MPs say that Labour’s inept response to anti-Semitism has strengthened the moral case for challenging Corbyn. One shadow cabinet minister spoke of how the fear of “enormous reputational damage” had pushed him to the brink of resignation. As the New Statesman went to press, Corbyn’s first electoral test was looming. Every forecast showed the party on course to become the first opposition to lose council seats in a non-general-election year since 1985. Yet Corbyn appeared to insist on 3 May that this would not happen, gifting his opponents a benchmark by which to judge him.

Sadiq Khan was projected to become the party’s first successful London mayoral candidate since 2004. But having distanced himself from Corbyn throughout the race, he intends to deny him any credit if he wins. Regardless of the results on 5 May, there will be no challenge to the Labour leader before the EU referendum on 23 June. Many of the party’s most Corbyn-phobic MPs are also among its most Europhile. No cause, they stress, should distract from the defence of the UK’s 43-year EU membership.

Whether Corbyn should be challenged in the four weeks between the referendum and the summer recess is a matter of dispute among even his most committed opponents. Some contend that MPs have nothing to lose from trying and should be prepared to “grind him down” through multiple attempts, if necessary. Others fear that he would be empowered by winning a larger mandate than he did last September and argue that he must be given “longer to fail”. Still more hope that Corbyn will instigate a midterm handover to the shadow chancellor, John McDonnell, his closest ally, whom they regard as a beatable opponent.

Those who are familiar with members’ thinking describe many as “anxious” and in need of “reassurance” but determined that Corbyn receives adequate time to “set out his stall”. One shadow cabinet minister spoke of being “caught between Scylla and Charybdis” – that is, “a Labour Party membership which is ardently Corbynista and a British electorate which is ardently anti-Corbynista”. In their most pessimistic moments, some MPs gloomily wonder which group will deselect them first.
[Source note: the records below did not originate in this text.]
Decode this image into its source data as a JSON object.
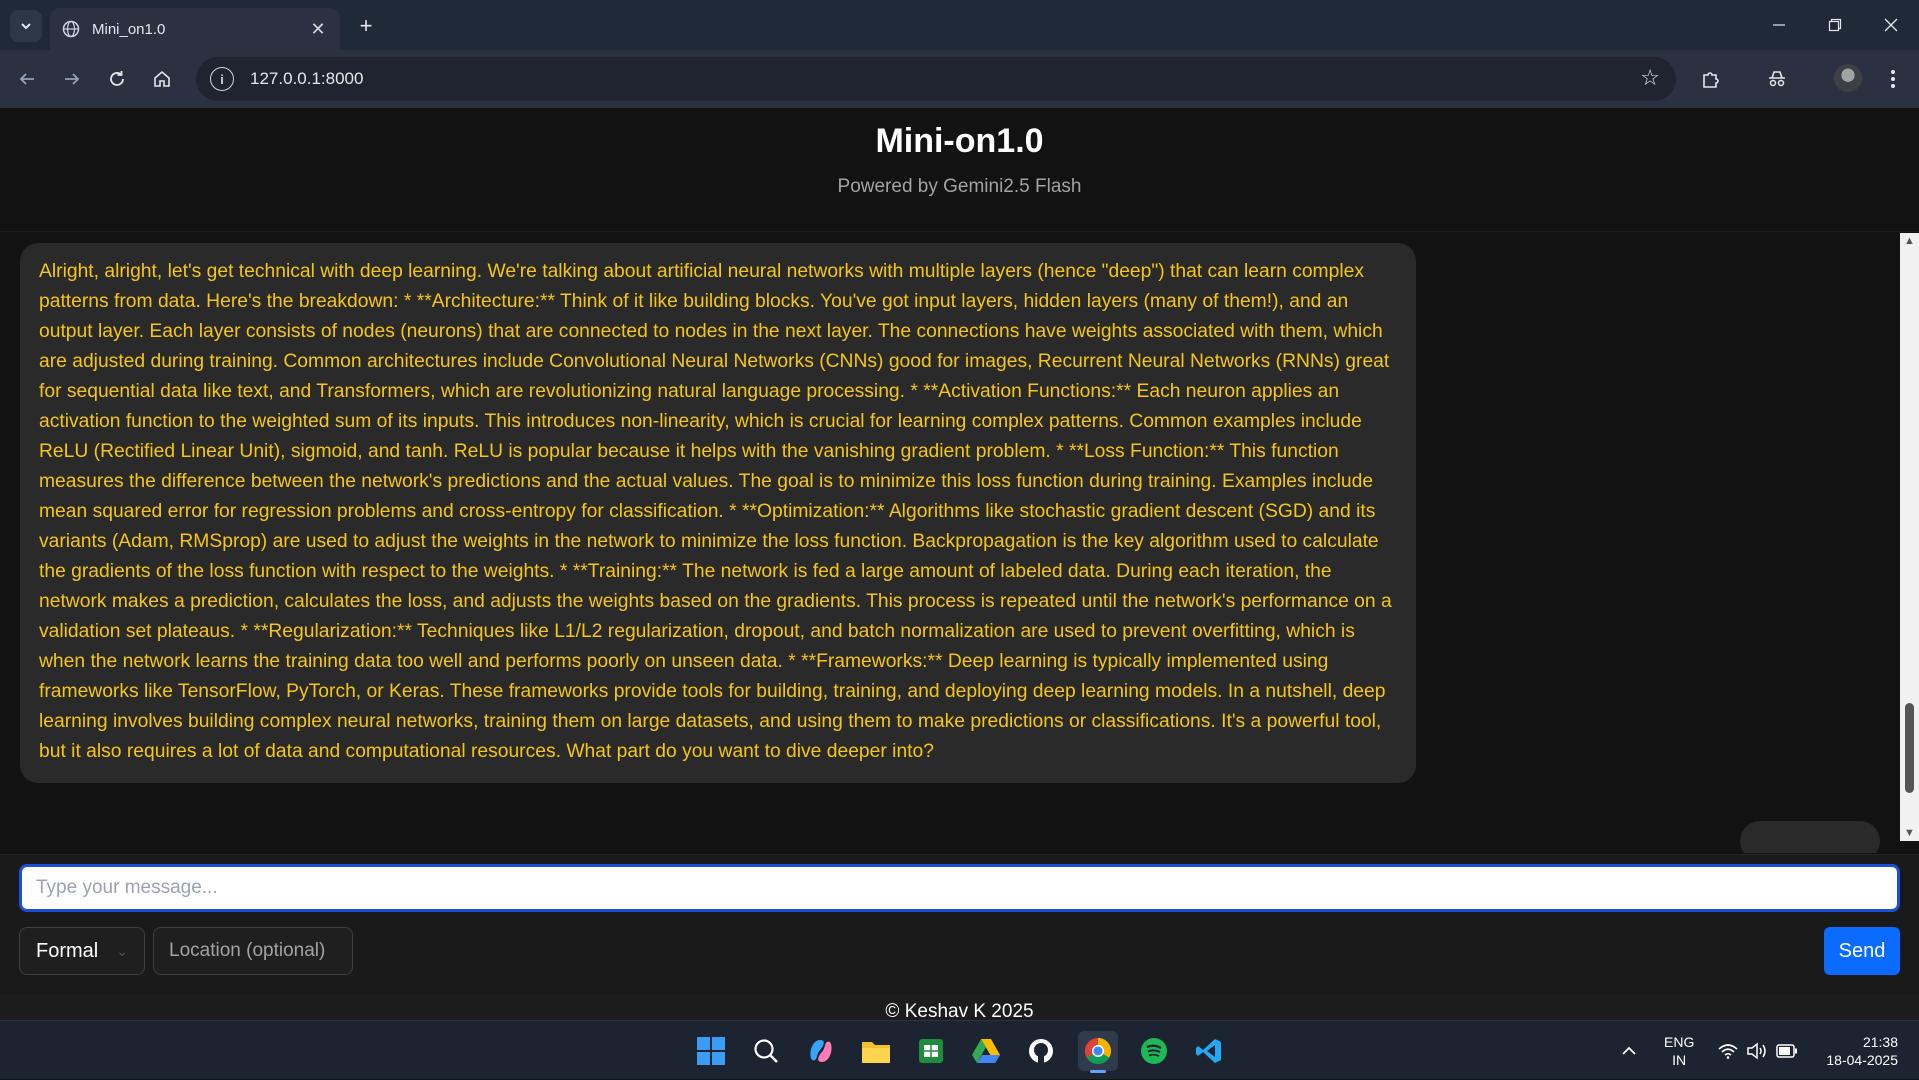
{
  "browser": {
    "tab_title": "Mini_on1.0",
    "url": "127.0.0.1:8000"
  },
  "header": {
    "title": "Mini-on1.0",
    "subtitle": "Powered by Gemini2.5 Flash"
  },
  "chat": {
    "messages": [
      {
        "role": "bot",
        "text": "Alright, alright, let's get technical with deep learning. We're talking about artificial neural networks with multiple layers (hence \"deep\") that can learn complex patterns from data. Here's the breakdown: * **Architecture:** Think of it like building blocks. You've got input layers, hidden layers (many of them!), and an output layer. Each layer consists of nodes (neurons) that are connected to nodes in the next layer. The connections have weights associated with them, which are adjusted during training. Common architectures include Convolutional Neural Networks (CNNs) good for images, Recurrent Neural Networks (RNNs) great for sequential data like text, and Transformers, which are revolutionizing natural language processing. * **Activation Functions:** Each neuron applies an activation function to the weighted sum of its inputs. This introduces non-linearity, which is crucial for learning complex patterns. Common examples include ReLU (Rectified Linear Unit), sigmoid, and tanh. ReLU is popular because it helps with the vanishing gradient problem. * **Loss Function:** This function measures the difference between the network's predictions and the actual values. The goal is to minimize this loss function during training. Examples include mean squared error for regression problems and cross-entropy for classification. * **Optimization:** Algorithms like stochastic gradient descent (SGD) and its variants (Adam, RMSprop) are used to adjust the weights in the network to minimize the loss function. Backpropagation is the key algorithm used to calculate the gradients of the loss function with respect to the weights. * **Training:** The network is fed a large amount of labeled data. During each iteration, the network makes a prediction, calculates the loss, and adjusts the weights based on the gradients. This process is repeated until the network's performance on a validation set plateaus. * **Regularization:** Techniques like L1/L2 regularization, dropout, and batch normalization are used to prevent overfitting, which is when the network learns the training data too well and performs poorly on unseen data. * **Frameworks:** Deep learning is typically implemented using frameworks like TensorFlow, PyTorch, or Keras. These frameworks provide tools for building, training, and deploying deep learning models. In a nutshell, deep learning involves building complex neural networks, training them on large datasets, and using them to make predictions or classifications. It's a powerful tool, but it also requires a lot of data and computational resources. What part do you want to dive deeper into?"
      }
    ]
  },
  "composer": {
    "message_placeholder": "Type your message...",
    "tone_selected": "Formal",
    "location_placeholder": "Location (optional)",
    "send_label": "Send"
  },
  "footer": {
    "text": "© Keshav K 2025"
  },
  "taskbar": {
    "language_line1": "ENG",
    "language_line2": "IN",
    "time": "21:38",
    "date": "18-04-2025",
    "apps": [
      "windows-start",
      "search",
      "copilot",
      "file-explorer",
      "sheets",
      "google-drive",
      "github",
      "chrome",
      "spotify",
      "vscode"
    ]
  },
  "colors": {
    "accent": "#0b6bff",
    "bot_text": "#f5c518",
    "bubble_bg": "#2a2a2a",
    "page_bg": "#121212"
  }
}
The possibility that a new Conservative leader could trigger an early general election is cited by some as cause for haste and by others as the only means by which Corbynism can be definitively discredited.

The enduring debate over whether the Labour leader would automatically make the ballot if challenged (the party’s rules are ambiguous) is dismissed by most as irrelevant. Shadow cabinet members believe that Corbyn would achieve the requisite nominations. Momentum, the Labour leader’s praetorian guard, has privately instructed its members to be prepared to lobby MPs for this purpose.
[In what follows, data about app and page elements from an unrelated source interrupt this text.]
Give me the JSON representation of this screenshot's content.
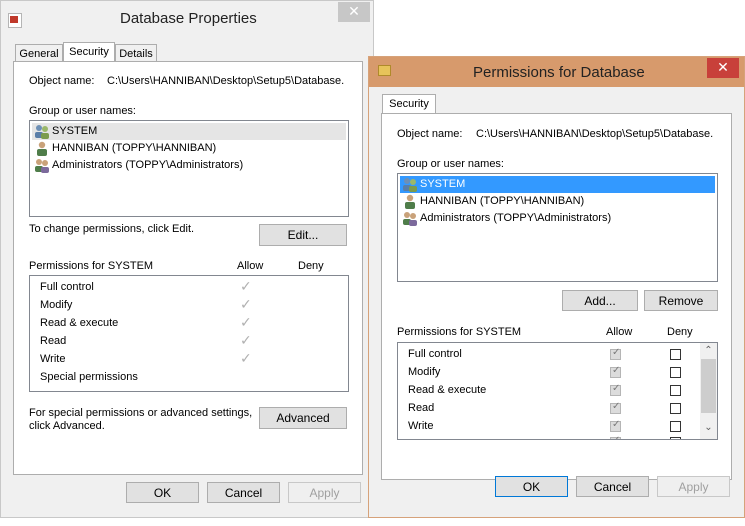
{
  "back_window": {
    "title": "Database Properties",
    "close_glyph": "✕",
    "tabs": [
      {
        "label": "General",
        "active": false
      },
      {
        "label": "Security",
        "active": true
      },
      {
        "label": "Details",
        "active": false
      }
    ],
    "object_name_label": "Object name:",
    "object_name_value": "C:\\Users\\HANNIBAN\\Desktop\\Setup5\\Database.",
    "group_label": "Group or user names:",
    "users": [
      {
        "name": "SYSTEM",
        "icon": "group-users-icon",
        "selected": true
      },
      {
        "name": "HANNIBAN (TOPPY\\HANNIBAN)",
        "icon": "user-icon",
        "selected": false
      },
      {
        "name": "Administrators (TOPPY\\Administrators)",
        "icon": "group-users-icon",
        "selected": false
      }
    ],
    "change_hint": "To change permissions, click Edit.",
    "edit_label": "Edit...",
    "permissions_for": "Permissions for SYSTEM",
    "allow_header": "Allow",
    "deny_header": "Deny",
    "permissions": [
      {
        "name": "Full control",
        "allow": true,
        "deny": false
      },
      {
        "name": "Modify",
        "allow": true,
        "deny": false
      },
      {
        "name": "Read & execute",
        "allow": true,
        "deny": false
      },
      {
        "name": "Read",
        "allow": true,
        "deny": false
      },
      {
        "name": "Write",
        "allow": true,
        "deny": false
      },
      {
        "name": "Special permissions",
        "allow": false,
        "deny": false
      }
    ],
    "check_glyph": "✓",
    "advanced_hint_1": "For special permissions or advanced settings,",
    "advanced_hint_2": "click Advanced.",
    "advanced_label": "Advanced",
    "ok_label": "OK",
    "cancel_label": "Cancel",
    "apply_label": "Apply"
  },
  "front_window": {
    "title": "Permissions for Database",
    "close_glyph": "✕",
    "tab_label": "Security",
    "object_name_label": "Object name:",
    "object_name_value": "C:\\Users\\HANNIBAN\\Desktop\\Setup5\\Database.",
    "group_label": "Group or user names:",
    "users": [
      {
        "name": "SYSTEM",
        "icon": "group-users-icon",
        "selected": true
      },
      {
        "name": "HANNIBAN (TOPPY\\HANNIBAN)",
        "icon": "user-icon",
        "selected": false
      },
      {
        "name": "Administrators (TOPPY\\Administrators)",
        "icon": "group-users-icon",
        "selected": false
      }
    ],
    "add_label": "Add...",
    "remove_label": "Remove",
    "permissions_for": "Permissions for SYSTEM",
    "allow_header": "Allow",
    "deny_header": "Deny",
    "permissions": [
      {
        "name": "Full control",
        "allow": true,
        "deny": false
      },
      {
        "name": "Modify",
        "allow": true,
        "deny": false
      },
      {
        "name": "Read & execute",
        "allow": true,
        "deny": false
      },
      {
        "name": "Read",
        "allow": true,
        "deny": false
      },
      {
        "name": "Write",
        "allow": true,
        "deny": false
      }
    ],
    "scroll_up_glyph": "⌃",
    "scroll_down_glyph": "⌄",
    "ok_label": "OK",
    "cancel_label": "Cancel",
    "apply_label": "Apply"
  },
  "colors": {
    "selection": "#3399ff",
    "front_titlebar": "#d79a6c",
    "close_red": "#c8403a"
  }
}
There is no agreement on who should face Corbyn if his removal is attempted. The veteran MP Margaret Hodge has been touted as a “stalking horse” to lead the charge before making way for a figure such as the former paratrooper Dan Jarvis or the shadow business secretary, Angela Eagle. But in the view of a large number of shadow cabinet members, no challenge will materialise. They cite the high bar for putative leaders – the endorsement of 20 per cent of Labour MPs and MEPs – and the likelihood of failure. Many have long regarded mass front-bench resignations and trade union support as ­essential preconditions for a successful challenge, conditions they believe will not be met less than a year after Corbyn’s victory.

When Tony Blair resigned as Labour leader in 2007, he had already agreed not to fight the next general election and faced a pre-eminent rival in Gordon Brown. Neither situation exists today. The last Labour leader to be constitutionally deposed was J R Clynes in 1922 – when MPs, not members, were sovereign. Politics past and present militate against Corbyn’s opponents. There is but one man who can remove the leader: himself.
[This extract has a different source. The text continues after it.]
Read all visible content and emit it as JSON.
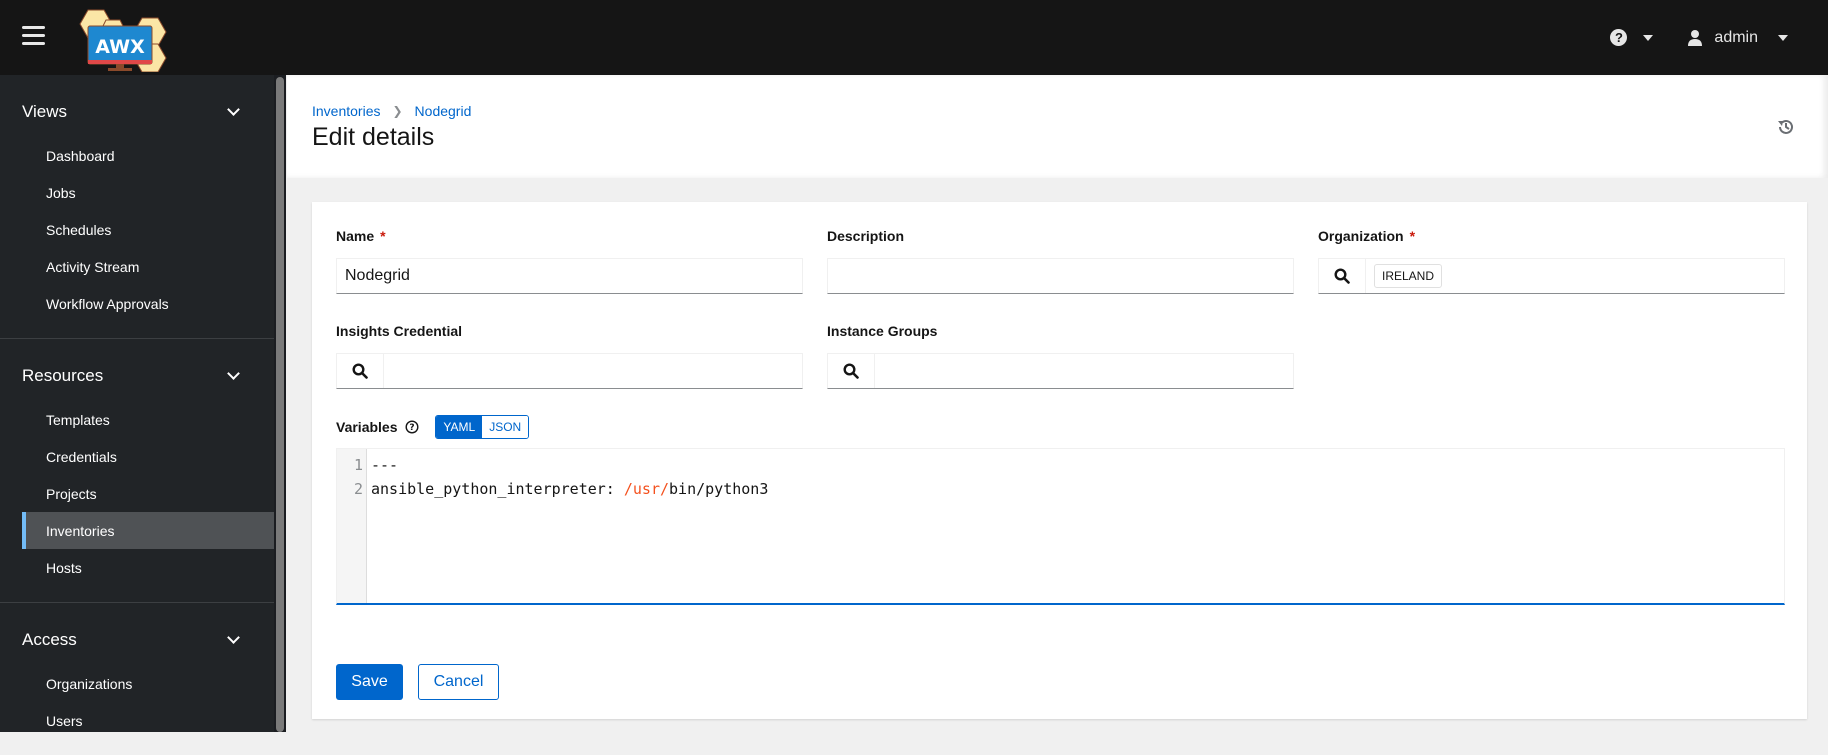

George Eaton is political editor of the New Statesman.

This article first appeared in the 06 April 2016 issue of the New Statesman, The longest hatred